As a precursor of the late war the insurrection at Harper's Ferry, VA, in which John Brown and others were concerned, and for which they were convicted and hung in 1859, will always stand prominent in the history of the country. At that time the gifted A. P. Willard was governor of Indian, and the champion of the Indiana Democracy, and it was with sorrow and dismay that his friends learned that Colonel J. E. Cook, arrested with "Ossawatomie Brown," was a brother of Governor Willard's wife. Governor Willard was not the man to turn his back upon a brother or a friend. His first thought was of "Dan Voorhees," who was then at Vincennes arguing a case before Judge Micael F. Burke. Governor Willard sent a message to Vincennes, and Judge Burke continued the case while Mr. Voorhees immediately started to consult with Governor Willard. Several gentlemen advised him not to undertake the defense, but he emphatically declared his resolution to defend his friend's brother regardless of consequences. He went and took part in that celebrated trial. The result is known. John Brown was convicted of murder and treason, but Mr. Voorhees succeeded in having a Virginia jury convict Cook of murder only, thus bringing him within the pardoning power of the governor. Governor Wise, however, refused to pardon, and Cook was executed with the others. This was, however, the beginning of Mr. Voorhees's national reputation. His speech was listened to by the vast audience with rapt attention, and met with unequealed approbation. He was the recipient of enthusiastic congratulations, and his speech was published all over the country and in Europe. From this time forward he has occupied a conspicuous place in the eyes of the public. At the bar, on the stump, and in the halls of Congress, he has been a man of mark. Mr. Voorhees's political career and principles, his powers as a parliamentary orator and a statesman, are now a portion of the history of the nation.
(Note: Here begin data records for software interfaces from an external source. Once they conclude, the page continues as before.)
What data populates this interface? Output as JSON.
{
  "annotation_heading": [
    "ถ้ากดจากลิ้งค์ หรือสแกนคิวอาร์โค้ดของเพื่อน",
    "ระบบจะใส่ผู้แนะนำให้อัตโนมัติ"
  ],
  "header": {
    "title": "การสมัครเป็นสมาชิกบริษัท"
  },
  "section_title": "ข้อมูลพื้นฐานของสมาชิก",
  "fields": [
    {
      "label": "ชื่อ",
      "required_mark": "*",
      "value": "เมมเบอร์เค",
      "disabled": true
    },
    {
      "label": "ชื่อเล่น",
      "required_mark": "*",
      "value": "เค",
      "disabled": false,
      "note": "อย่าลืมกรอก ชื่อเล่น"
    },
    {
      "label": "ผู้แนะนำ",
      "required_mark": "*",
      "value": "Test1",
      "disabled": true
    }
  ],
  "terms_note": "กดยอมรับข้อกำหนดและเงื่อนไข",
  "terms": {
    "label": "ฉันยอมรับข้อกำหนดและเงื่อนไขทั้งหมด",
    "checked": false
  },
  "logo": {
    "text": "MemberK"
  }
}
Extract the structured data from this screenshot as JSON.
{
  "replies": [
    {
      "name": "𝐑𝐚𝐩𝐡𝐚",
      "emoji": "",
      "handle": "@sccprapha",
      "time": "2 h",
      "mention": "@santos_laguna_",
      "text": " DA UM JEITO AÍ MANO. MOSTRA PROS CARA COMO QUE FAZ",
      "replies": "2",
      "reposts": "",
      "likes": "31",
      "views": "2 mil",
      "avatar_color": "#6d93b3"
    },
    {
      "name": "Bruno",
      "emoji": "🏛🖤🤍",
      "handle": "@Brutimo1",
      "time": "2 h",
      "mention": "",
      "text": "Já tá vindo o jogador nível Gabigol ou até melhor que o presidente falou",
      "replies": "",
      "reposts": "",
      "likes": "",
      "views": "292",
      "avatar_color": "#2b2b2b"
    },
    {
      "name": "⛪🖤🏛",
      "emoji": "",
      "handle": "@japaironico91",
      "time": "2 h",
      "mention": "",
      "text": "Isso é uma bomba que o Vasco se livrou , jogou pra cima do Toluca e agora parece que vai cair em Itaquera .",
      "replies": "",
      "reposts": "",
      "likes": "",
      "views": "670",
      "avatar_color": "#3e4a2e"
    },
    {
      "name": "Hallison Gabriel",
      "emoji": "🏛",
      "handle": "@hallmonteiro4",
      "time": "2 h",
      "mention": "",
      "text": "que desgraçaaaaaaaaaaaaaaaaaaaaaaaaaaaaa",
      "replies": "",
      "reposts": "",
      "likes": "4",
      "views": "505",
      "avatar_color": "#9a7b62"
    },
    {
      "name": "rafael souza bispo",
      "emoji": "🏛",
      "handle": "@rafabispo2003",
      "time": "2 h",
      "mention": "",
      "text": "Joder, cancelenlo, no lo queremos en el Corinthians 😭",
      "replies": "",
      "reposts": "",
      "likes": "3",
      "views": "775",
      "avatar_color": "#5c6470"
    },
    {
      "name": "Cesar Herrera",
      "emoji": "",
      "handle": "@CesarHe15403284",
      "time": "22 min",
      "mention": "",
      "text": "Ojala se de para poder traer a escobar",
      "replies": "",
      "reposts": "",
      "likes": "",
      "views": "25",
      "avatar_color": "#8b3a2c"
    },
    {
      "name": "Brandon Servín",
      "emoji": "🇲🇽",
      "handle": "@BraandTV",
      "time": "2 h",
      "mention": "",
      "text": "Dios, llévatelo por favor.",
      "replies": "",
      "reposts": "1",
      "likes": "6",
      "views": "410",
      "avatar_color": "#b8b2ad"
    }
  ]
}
From the sobriquet of "the tall Sycamore of the Wabash," so often and familiarly applied to Mr. Voorhees, it will be inferred that he is of tall stature. He stands 6 ft and 1inch in height, and weighs over 200 pounds.

In 1850 he married Miss Anna Hardesty, of Greencastle, IN, and they have 4 children. Mr. Voorhees was appointed Nov 6, 1877, to succeed Governor Morton in the United States Senate. The issue in the election of 1878 in Indiana was whether he should be elected by the Legislature to succeed his appointment. On this issue the Legislature pledged to his support was elected by a majority of over 30,000 over all opposition. During his term of service in the Senate he has been assiduous in his attentions to the public needs. He is always present, and allows no measure of political opponents to pass without the severest scrutiny. With him vigilance is the price of liberty. He has recently shown his power of breaking old shackles by speaking for protection to American industry.


From A History and Biographical Cyclopædia of Butler County Ohio, With Illustrations and Sketches of its Representative Men and Pioneers, Western Biographical Publishing Company, Cincinnati Ohio, 1882.